DATA FOR THE TASK:
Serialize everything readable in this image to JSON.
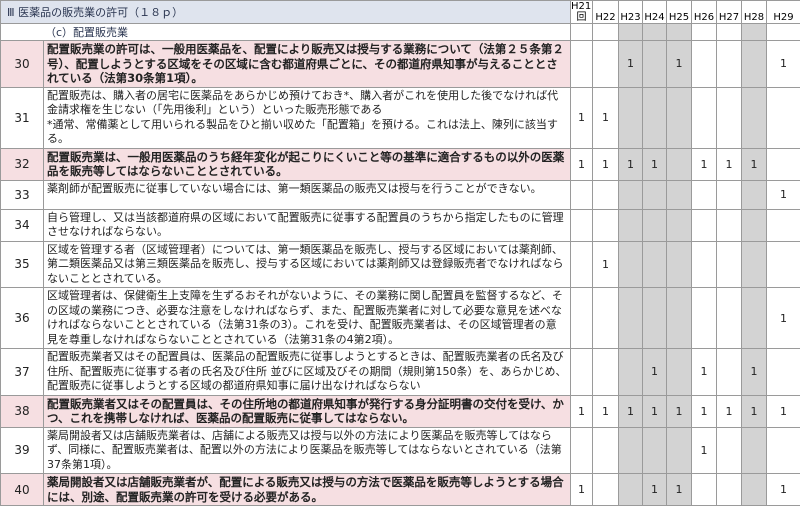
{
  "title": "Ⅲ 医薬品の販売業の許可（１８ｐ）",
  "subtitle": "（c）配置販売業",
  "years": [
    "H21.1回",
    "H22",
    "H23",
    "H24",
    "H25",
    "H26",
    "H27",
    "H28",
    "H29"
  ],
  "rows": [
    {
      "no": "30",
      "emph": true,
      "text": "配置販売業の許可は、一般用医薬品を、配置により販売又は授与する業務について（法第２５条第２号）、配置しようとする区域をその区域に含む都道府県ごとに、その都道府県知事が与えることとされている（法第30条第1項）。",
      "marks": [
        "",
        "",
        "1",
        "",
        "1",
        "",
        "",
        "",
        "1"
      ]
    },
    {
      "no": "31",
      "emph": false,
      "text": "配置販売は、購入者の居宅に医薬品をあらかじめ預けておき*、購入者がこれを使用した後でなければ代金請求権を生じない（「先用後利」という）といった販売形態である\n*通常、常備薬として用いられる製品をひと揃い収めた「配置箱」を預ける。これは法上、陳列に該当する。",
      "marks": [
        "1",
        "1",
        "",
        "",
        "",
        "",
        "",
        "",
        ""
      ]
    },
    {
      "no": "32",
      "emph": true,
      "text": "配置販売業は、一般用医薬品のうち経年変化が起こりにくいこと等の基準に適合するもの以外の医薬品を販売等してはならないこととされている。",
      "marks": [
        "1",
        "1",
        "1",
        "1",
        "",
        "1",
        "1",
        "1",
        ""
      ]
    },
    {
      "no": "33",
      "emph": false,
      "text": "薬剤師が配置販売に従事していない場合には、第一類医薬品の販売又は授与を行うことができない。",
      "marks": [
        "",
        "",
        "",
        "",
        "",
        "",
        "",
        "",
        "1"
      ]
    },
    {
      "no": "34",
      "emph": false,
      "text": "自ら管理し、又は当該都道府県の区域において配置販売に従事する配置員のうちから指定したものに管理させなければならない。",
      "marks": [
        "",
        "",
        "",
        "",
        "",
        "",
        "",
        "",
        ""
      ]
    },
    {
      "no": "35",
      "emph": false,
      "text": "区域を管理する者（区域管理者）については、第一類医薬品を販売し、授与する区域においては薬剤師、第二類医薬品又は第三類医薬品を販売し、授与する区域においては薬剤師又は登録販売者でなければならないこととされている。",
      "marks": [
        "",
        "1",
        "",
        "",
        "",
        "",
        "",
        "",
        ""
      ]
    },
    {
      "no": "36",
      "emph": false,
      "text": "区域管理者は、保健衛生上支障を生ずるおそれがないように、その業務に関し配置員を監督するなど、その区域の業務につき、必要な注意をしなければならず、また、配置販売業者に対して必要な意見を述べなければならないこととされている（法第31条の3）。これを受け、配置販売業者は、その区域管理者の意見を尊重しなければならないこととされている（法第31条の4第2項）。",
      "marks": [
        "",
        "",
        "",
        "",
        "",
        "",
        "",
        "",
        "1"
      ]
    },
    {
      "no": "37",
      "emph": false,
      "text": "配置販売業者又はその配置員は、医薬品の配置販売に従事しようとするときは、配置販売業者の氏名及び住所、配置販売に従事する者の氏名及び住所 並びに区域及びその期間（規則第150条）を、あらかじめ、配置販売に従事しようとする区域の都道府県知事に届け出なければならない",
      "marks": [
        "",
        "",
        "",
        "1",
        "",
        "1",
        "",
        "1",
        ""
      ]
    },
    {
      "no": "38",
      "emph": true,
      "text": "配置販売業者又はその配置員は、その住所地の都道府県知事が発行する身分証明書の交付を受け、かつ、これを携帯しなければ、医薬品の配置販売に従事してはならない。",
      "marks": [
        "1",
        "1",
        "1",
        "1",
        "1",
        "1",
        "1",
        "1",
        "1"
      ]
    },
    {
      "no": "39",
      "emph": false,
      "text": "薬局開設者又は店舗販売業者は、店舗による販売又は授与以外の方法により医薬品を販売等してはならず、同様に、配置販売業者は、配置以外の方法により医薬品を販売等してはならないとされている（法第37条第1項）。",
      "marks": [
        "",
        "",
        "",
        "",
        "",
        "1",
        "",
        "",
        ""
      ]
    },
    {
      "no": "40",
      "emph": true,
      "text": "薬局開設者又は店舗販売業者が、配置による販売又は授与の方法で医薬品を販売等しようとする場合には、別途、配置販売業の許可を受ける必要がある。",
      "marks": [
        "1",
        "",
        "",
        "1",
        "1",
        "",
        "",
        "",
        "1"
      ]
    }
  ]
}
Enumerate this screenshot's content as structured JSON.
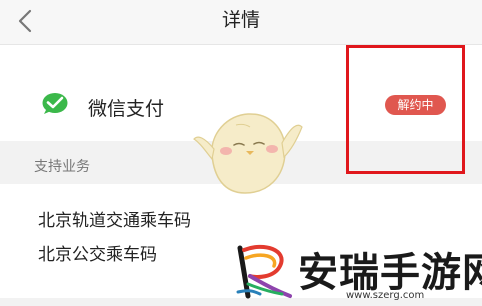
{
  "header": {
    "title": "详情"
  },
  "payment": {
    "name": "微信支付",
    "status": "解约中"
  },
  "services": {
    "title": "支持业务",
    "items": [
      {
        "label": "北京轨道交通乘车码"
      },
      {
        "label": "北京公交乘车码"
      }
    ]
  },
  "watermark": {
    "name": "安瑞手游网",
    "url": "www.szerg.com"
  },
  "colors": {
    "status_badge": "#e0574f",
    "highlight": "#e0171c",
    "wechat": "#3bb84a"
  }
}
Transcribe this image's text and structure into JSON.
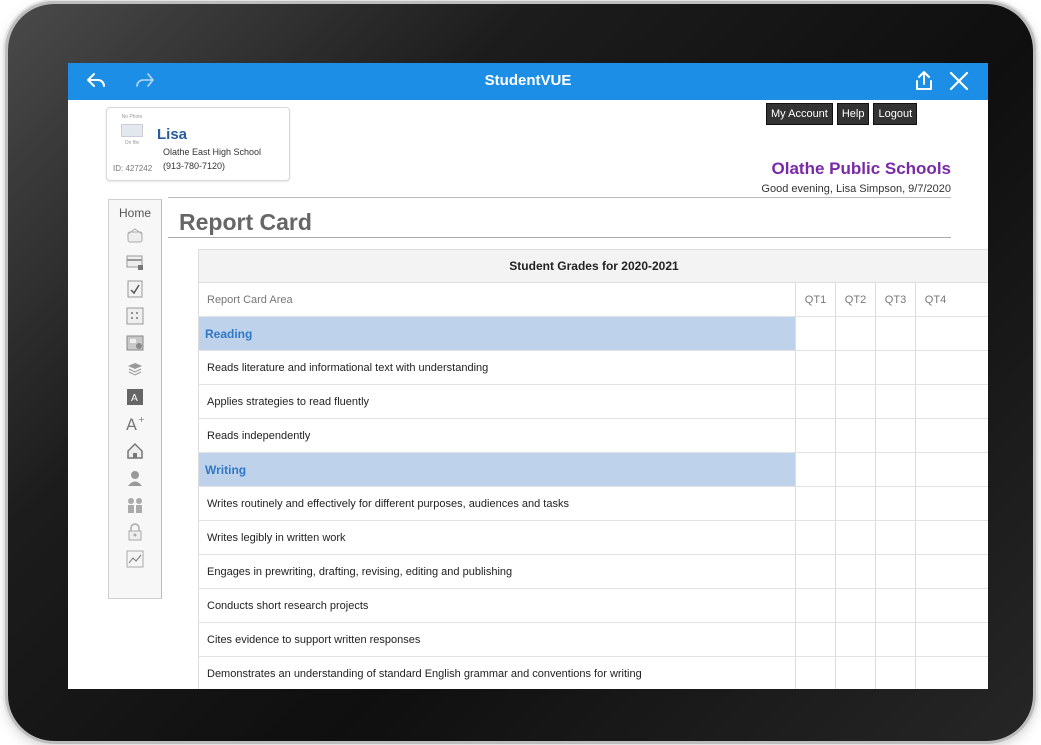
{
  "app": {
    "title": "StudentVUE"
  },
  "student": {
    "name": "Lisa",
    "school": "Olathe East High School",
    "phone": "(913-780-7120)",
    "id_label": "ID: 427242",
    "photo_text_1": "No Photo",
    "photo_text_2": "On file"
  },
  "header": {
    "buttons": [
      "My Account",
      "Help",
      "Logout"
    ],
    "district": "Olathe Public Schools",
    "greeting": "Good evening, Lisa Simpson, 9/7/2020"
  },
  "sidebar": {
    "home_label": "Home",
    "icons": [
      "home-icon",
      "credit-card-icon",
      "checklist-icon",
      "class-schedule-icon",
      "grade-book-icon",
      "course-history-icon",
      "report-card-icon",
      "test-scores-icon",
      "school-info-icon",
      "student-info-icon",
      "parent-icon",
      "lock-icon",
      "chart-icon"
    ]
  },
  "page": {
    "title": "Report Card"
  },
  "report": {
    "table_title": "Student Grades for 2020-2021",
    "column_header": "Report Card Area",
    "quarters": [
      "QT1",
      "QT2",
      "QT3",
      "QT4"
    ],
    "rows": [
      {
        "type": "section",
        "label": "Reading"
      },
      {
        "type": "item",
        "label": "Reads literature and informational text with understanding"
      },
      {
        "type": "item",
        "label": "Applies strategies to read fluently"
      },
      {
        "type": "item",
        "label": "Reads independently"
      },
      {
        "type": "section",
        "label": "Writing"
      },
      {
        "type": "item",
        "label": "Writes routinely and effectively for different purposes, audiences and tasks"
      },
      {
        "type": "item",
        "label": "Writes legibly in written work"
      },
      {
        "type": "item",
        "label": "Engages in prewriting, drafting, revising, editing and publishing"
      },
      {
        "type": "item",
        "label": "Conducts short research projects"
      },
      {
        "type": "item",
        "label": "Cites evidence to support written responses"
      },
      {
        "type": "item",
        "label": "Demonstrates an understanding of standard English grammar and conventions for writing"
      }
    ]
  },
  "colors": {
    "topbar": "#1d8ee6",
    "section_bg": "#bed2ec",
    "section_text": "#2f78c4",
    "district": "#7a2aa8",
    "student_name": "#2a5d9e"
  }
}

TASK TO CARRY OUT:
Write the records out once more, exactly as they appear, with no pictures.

RESPONSE TO THE TASK:
Serialize everything readable in this image to JSON.
{
  "title": "Ⅲ 医薬品の販売業の許可（１８ｐ）",
  "subtitle": "（c）配置販売業",
  "years": [
    "H21.1回",
    "H22",
    "H23",
    "H24",
    "H25",
    "H26",
    "H27",
    "H28",
    "H29"
  ],
  "rows": [
    {
      "no": "30",
      "emph": true,
      "text": "配置販売業の許可は、一般用医薬品を、配置により販売又は授与する業務について（法第２５条第２号）、配置しようとする区域をその区域に含む都道府県ごとに、その都道府県知事が与えることとされている（法第30条第1項）。",
      "marks": [
        "",
        "",
        "1",
        "",
        "1",
        "",
        "",
        "",
        "1"
      ]
    },
    {
      "no": "31",
      "emph": false,
      "text": "配置販売は、購入者の居宅に医薬品をあらかじめ預けておき*、購入者がこれを使用した後でなければ代金請求権を生じない（「先用後利」という）といった販売形態である\n*通常、常備薬として用いられる製品をひと揃い収めた「配置箱」を預ける。これは法上、陳列に該当する。",
      "marks": [
        "1",
        "1",
        "",
        "",
        "",
        "",
        "",
        "",
        ""
      ]
    },
    {
      "no": "32",
      "emph": true,
      "text": "配置販売業は、一般用医薬品のうち経年変化が起こりにくいこと等の基準に適合するもの以外の医薬品を販売等してはならないこととされている。",
      "marks": [
        "1",
        "1",
        "1",
        "1",
        "",
        "1",
        "1",
        "1",
        ""
      ]
    },
    {
      "no": "33",
      "emph": false,
      "text": "薬剤師が配置販売に従事していない場合には、第一類医薬品の販売又は授与を行うことができない。",
      "marks": [
        "",
        "",
        "",
        "",
        "",
        "",
        "",
        "",
        "1"
      ]
    },
    {
      "no": "34",
      "emph": false,
      "text": "自ら管理し、又は当該都道府県の区域において配置販売に従事する配置員のうちから指定したものに管理させなければならない。",
      "marks": [
        "",
        "",
        "",
        "",
        "",
        "",
        "",
        "",
        ""
      ]
    },
    {
      "no": "35",
      "emph": false,
      "text": "区域を管理する者（区域管理者）については、第一類医薬品を販売し、授与する区域においては薬剤師、第二類医薬品又は第三類医薬品を販売し、授与する区域においては薬剤師又は登録販売者でなければならないこととされている。",
      "marks": [
        "",
        "1",
        "",
        "",
        "",
        "",
        "",
        "",
        ""
      ]
    },
    {
      "no": "36",
      "emph": false,
      "text": "区域管理者は、保健衛生上支障を生ずるおそれがないように、その業務に関し配置員を監督するなど、その区域の業務につき、必要な注意をしなければならず、また、配置販売業者に対して必要な意見を述べなければならないこととされている（法第31条の3）。これを受け、配置販売業者は、その区域管理者の意見を尊重しなければならないこととされている（法第31条の4第2項）。",
      "marks": [
        "",
        "",
        "",
        "",
        "",
        "",
        "",
        "",
        "1"
      ]
    },
    {
      "no": "37",
      "emph": false,
      "text": "配置販売業者又はその配置員は、医薬品の配置販売に従事しようとするときは、配置販売業者の氏名及び住所、配置販売に従事する者の氏名及び住所 並びに区域及びその期間（規則第150条）を、あらかじめ、配置販売に従事しようとする区域の都道府県知事に届け出なければならない",
      "marks": [
        "",
        "",
        "",
        "1",
        "",
        "1",
        "",
        "1",
        ""
      ]
    },
    {
      "no": "38",
      "emph": true,
      "text": "配置販売業者又はその配置員は、その住所地の都道府県知事が発行する身分証明書の交付を受け、かつ、これを携帯しなければ、医薬品の配置販売に従事してはならない。",
      "marks": [
        "1",
        "1",
        "1",
        "1",
        "1",
        "1",
        "1",
        "1",
        "1"
      ]
    },
    {
      "no": "39",
      "emph": false,
      "text": "薬局開設者又は店舗販売業者は、店舗による販売又は授与以外の方法により医薬品を販売等してはならず、同様に、配置販売業者は、配置以外の方法により医薬品を販売等してはならないとされている（法第37条第1項）。",
      "marks": [
        "",
        "",
        "",
        "",
        "",
        "1",
        "",
        "",
        ""
      ]
    },
    {
      "no": "40",
      "emph": true,
      "text": "薬局開設者又は店舗販売業者が、配置による販売又は授与の方法で医薬品を販売等しようとする場合には、別途、配置販売業の許可を受ける必要がある。",
      "marks": [
        "1",
        "",
        "",
        "1",
        "1",
        "",
        "",
        "",
        "1"
      ]
    }
  ]
}
Enumerate this screenshot's content as structured JSON.
{
  "header": {
    "title": "详情"
  },
  "payment": {
    "name": "微信支付",
    "status": "解约中"
  },
  "services": {
    "title": "支持业务",
    "items": [
      {
        "label": "北京轨道交通乘车码"
      },
      {
        "label": "北京公交乘车码"
      }
    ]
  },
  "watermark": {
    "name": "安瑞手游网",
    "url": "www.szerg.com"
  },
  "colors": {
    "status_badge": "#e0574f",
    "highlight": "#e0171c",
    "wechat": "#3bb84a"
  }
}
Transcribe this image's text and structure into JSON.
{
  "app": {
    "title": "StudentVUE"
  },
  "student": {
    "name": "Lisa",
    "school": "Olathe East High School",
    "phone": "(913-780-7120)",
    "id_label": "ID: 427242",
    "photo_text_1": "No Photo",
    "photo_text_2": "On file"
  },
  "header": {
    "buttons": [
      "My Account",
      "Help",
      "Logout"
    ],
    "district": "Olathe Public Schools",
    "greeting": "Good evening, Lisa Simpson, 9/7/2020"
  },
  "sidebar": {
    "home_label": "Home",
    "icons": [
      "home-icon",
      "credit-card-icon",
      "checklist-icon",
      "class-schedule-icon",
      "grade-book-icon",
      "course-history-icon",
      "report-card-icon",
      "test-scores-icon",
      "school-info-icon",
      "student-info-icon",
      "parent-icon",
      "lock-icon",
      "chart-icon"
    ]
  },
  "page": {
    "title": "Report Card"
  },
  "report": {
    "table_title": "Student Grades for 2020-2021",
    "column_header": "Report Card Area",
    "quarters": [
      "QT1",
      "QT2",
      "QT3",
      "QT4"
    ],
    "rows": [
      {
        "type": "section",
        "label": "Reading"
      },
      {
        "type": "item",
        "label": "Reads literature and informational text with understanding"
      },
      {
        "type": "item",
        "label": "Applies strategies to read fluently"
      },
      {
        "type": "item",
        "label": "Reads independently"
      },
      {
        "type": "section",
        "label": "Writing"
      },
      {
        "type": "item",
        "label": "Writes routinely and effectively for different purposes, audiences and tasks"
      },
      {
        "type": "item",
        "label": "Writes legibly in written work"
      },
      {
        "type": "item",
        "label": "Engages in prewriting, drafting, revising, editing and publishing"
      },
      {
        "type": "item",
        "label": "Conducts short research projects"
      },
      {
        "type": "item",
        "label": "Cites evidence to support written responses"
      },
      {
        "type": "item",
        "label": "Demonstrates an understanding of standard English grammar and conventions for writing"
      }
    ]
  },
  "colors": {
    "topbar": "#1d8ee6",
    "section_bg": "#bed2ec",
    "section_text": "#2f78c4",
    "district": "#7a2aa8",
    "student_name": "#2a5d9e"
  }
}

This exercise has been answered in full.